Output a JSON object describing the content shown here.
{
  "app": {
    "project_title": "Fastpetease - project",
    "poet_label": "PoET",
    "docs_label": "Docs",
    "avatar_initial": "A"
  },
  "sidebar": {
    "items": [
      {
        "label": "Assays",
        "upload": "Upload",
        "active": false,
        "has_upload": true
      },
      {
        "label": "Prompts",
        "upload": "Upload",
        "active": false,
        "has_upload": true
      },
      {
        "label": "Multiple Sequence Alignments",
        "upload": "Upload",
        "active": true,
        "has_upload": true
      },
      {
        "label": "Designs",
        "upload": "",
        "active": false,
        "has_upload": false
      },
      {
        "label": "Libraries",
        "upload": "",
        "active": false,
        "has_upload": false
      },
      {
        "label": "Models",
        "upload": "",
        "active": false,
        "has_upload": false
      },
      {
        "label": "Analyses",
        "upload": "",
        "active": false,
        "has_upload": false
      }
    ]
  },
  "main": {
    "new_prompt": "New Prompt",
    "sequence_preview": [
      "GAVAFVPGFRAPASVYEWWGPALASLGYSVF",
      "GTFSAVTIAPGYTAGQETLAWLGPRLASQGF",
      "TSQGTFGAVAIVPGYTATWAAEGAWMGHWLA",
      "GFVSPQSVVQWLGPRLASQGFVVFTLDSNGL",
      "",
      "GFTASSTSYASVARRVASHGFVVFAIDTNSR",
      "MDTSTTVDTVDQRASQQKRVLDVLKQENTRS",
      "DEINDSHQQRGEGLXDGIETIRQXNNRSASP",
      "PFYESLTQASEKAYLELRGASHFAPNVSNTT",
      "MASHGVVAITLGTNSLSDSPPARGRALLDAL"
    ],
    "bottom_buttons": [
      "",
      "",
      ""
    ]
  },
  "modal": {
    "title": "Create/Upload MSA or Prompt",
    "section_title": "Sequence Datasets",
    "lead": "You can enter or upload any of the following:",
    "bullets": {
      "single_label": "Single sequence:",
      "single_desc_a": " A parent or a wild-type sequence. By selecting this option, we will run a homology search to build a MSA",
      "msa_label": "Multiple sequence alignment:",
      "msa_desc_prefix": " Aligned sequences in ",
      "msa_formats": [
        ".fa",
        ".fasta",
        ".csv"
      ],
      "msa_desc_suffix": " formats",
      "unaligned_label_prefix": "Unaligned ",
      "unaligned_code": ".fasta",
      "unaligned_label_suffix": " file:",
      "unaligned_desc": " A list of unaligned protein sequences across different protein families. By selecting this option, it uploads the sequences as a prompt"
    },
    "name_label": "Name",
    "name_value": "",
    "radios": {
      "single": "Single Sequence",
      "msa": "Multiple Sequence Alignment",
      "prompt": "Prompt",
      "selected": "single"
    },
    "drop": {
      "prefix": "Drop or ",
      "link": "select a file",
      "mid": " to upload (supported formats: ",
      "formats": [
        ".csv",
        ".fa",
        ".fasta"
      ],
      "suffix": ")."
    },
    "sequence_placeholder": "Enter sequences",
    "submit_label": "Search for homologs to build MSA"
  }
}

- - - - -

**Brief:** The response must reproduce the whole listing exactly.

**Written reply:**
Output a JSON object describing the content shown here.
{
  "app": {
    "project_title": "Fastpetease - project",
    "poet_label": "PoET",
    "docs_label": "Docs",
    "avatar_initial": "A"
  },
  "sidebar": {
    "items": [
      {
        "label": "Assays",
        "upload": "Upload",
        "active": false,
        "has_upload": true
      },
      {
        "label": "Prompts",
        "upload": "Upload",
        "active": false,
        "has_upload": true
      },
      {
        "label": "Multiple Sequence Alignments",
        "upload": "Upload",
        "active": true,
        "has_upload": true
      },
      {
        "label": "Designs",
        "upload": "",
        "active": false,
        "has_upload": false
      },
      {
        "label": "Libraries",
        "upload": "",
        "active": false,
        "has_upload": false
      },
      {
        "label": "Models",
        "upload": "",
        "active": false,
        "has_upload": false
      },
      {
        "label": "Analyses",
        "upload": "",
        "active": false,
        "has_upload": false
      }
    ]
  },
  "main": {
    "new_prompt": "New Prompt",
    "sequence_preview": [
      "GAVAFVPGFRAPASVYEWWGPALASLGYSVF",
      "GTFSAVTIAPGYTAGQETLAWLGPRLASQGF",
      "TSQGTFGAVAIVPGYTATWAAEGAWMGHWLA",
      "GFVSPQSVVQWLGPRLASQGFVVFTLDSNGL",
      "",
      "GFTASSTSYASVARRVASHGFVVFAIDTNSR",
      "MDTSTTVDTVDQRASQQKRVLDVLKQENTRS",
      "DEINDSHQQRGEGLXDGIETIRQXNNRSASP",
      "PFYESLTQASEKAYLELRGASHFAPNVSNTT",
      "MASHGVVAITLGTNSLSDSPPARGRALLDAL"
    ],
    "bottom_buttons": [
      "",
      "",
      ""
    ]
  },
  "modal": {
    "title": "Create/Upload MSA or Prompt",
    "section_title": "Sequence Datasets",
    "lead": "You can enter or upload any of the following:",
    "bullets": {
      "single_label": "Single sequence:",
      "single_desc_a": " A parent or a wild-type sequence. By selecting this option, we will run a homology search to build a MSA",
      "msa_label": "Multiple sequence alignment:",
      "msa_desc_prefix": " Aligned sequences in ",
      "msa_formats": [
        ".fa",
        ".fasta",
        ".csv"
      ],
      "msa_desc_suffix": " formats",
      "unaligned_label_prefix": "Unaligned ",
      "unaligned_code": ".fasta",
      "unaligned_label_suffix": " file:",
      "unaligned_desc": " A list of unaligned protein sequences across different protein families. By selecting this option, it uploads the sequences as a prompt"
    },
    "name_label": "Name",
    "name_value": "",
    "radios": {
      "single": "Single Sequence",
      "msa": "Multiple Sequence Alignment",
      "prompt": "Prompt",
      "selected": "single"
    },
    "drop": {
      "prefix": "Drop or ",
      "link": "select a file",
      "mid": " to upload (supported formats: ",
      "formats": [
        ".csv",
        ".fa",
        ".fasta"
      ],
      "suffix": ")."
    },
    "sequence_placeholder": "Enter sequences",
    "submit_label": "Search for homologs to build MSA"
  }
}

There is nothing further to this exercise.